Some of the photos are quite large, FYI.

Linky hiatus

No Sunday Linkdump this week. I’m in Pennsylvania visiting family for a few days (and doing a buttload of work on both the Crowflight and Line and Orbit sequels).

Will be back to it next weekend unless I’m not.

Quick little taste of the Line and Orbit sequel.

The trees thinned out around her, the path widening, and then they fell away entirely and she came out into the fields, the grass whispering in the breeze and carrying the sweet smell of heather and the bracken that grew at the edge of the wood, mixed with the headier scent of honeysuckle. The light of the sunlamps was deepening into afternoon, and for a moment Nkiruka stood, breathing it in. She tilted her head back. Far above her, through the transparent ceiling, the stars shone in the night that went on forever.

She had not been born on Ashwina but on Suzaku, where the High Fields were drier and faded into patches of red desert, and the Arched Halls were–strangely–lusher and more humid, more like what people described as the equatorial jungles of Terra. She had grown up in those Fields and those Halls, had carried their dust and drifting pollen within her when she came to Ashwina to learn how to fight, to dance the death dances, to pilot an escort fighter. It had been an adjustment but she had made it. She would never love these lands the way she loved the lands that rested at the top of Suzaku’s great bulk, but she had grown to love them all the same.

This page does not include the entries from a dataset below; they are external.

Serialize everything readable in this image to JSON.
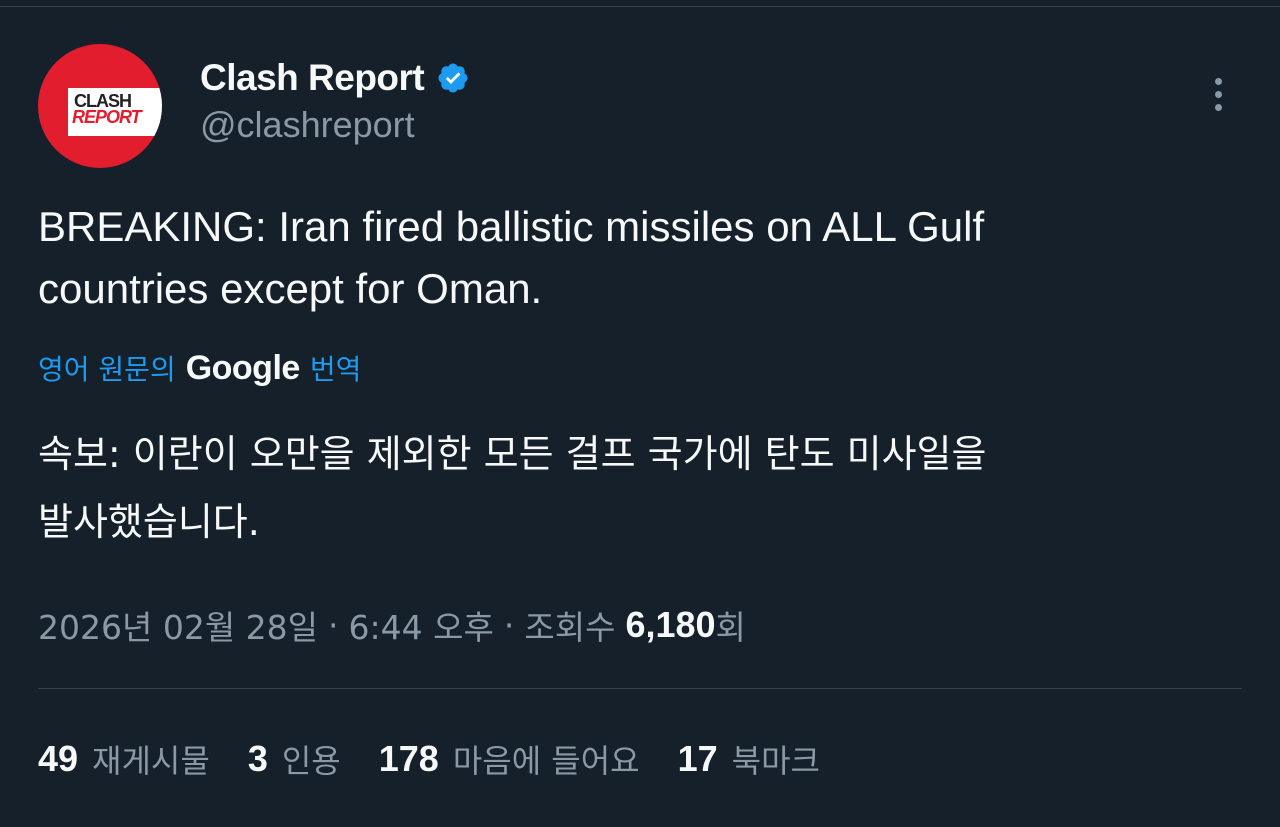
{
  "author": {
    "display_name": "Clash Report",
    "handle": "@clashreport",
    "verified": true,
    "avatar": {
      "line1": "CLASH",
      "line2": "REPORT",
      "bg_color": "#e11d2e"
    }
  },
  "tweet": {
    "text": "BREAKING: Iran fired ballistic missiles on ALL Gulf\ncountries except for Oman."
  },
  "translation": {
    "prefix": "영어 원문의",
    "brand": "Google",
    "suffix": "번역",
    "text": "속보: 이란이 오만을 제외한 모든 걸프 국가에 탄도 미사일을\n발사했습니다."
  },
  "meta": {
    "date": "2026년 02월 28일",
    "separator": "·",
    "time": "6:44 오후",
    "views_label": "조회수",
    "views_count": "6,180",
    "views_suffix": "회"
  },
  "stats": [
    {
      "count": "49",
      "label": "재게시물"
    },
    {
      "count": "3",
      "label": "인용"
    },
    {
      "count": "178",
      "label": "마음에 들어요"
    },
    {
      "count": "17",
      "label": "북마크"
    }
  ],
  "colors": {
    "background": "#15202b",
    "primary_text": "#f7f9f9",
    "secondary_text": "#8b98a5",
    "accent": "#1d9bf0",
    "divider": "#38444d"
  },
  "icons": {
    "verified": "verified-badge-icon",
    "more": "more-options-icon"
  }
}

Anything growing. Miracles in the black.

I am so, so happy to be back here again. And I love this character.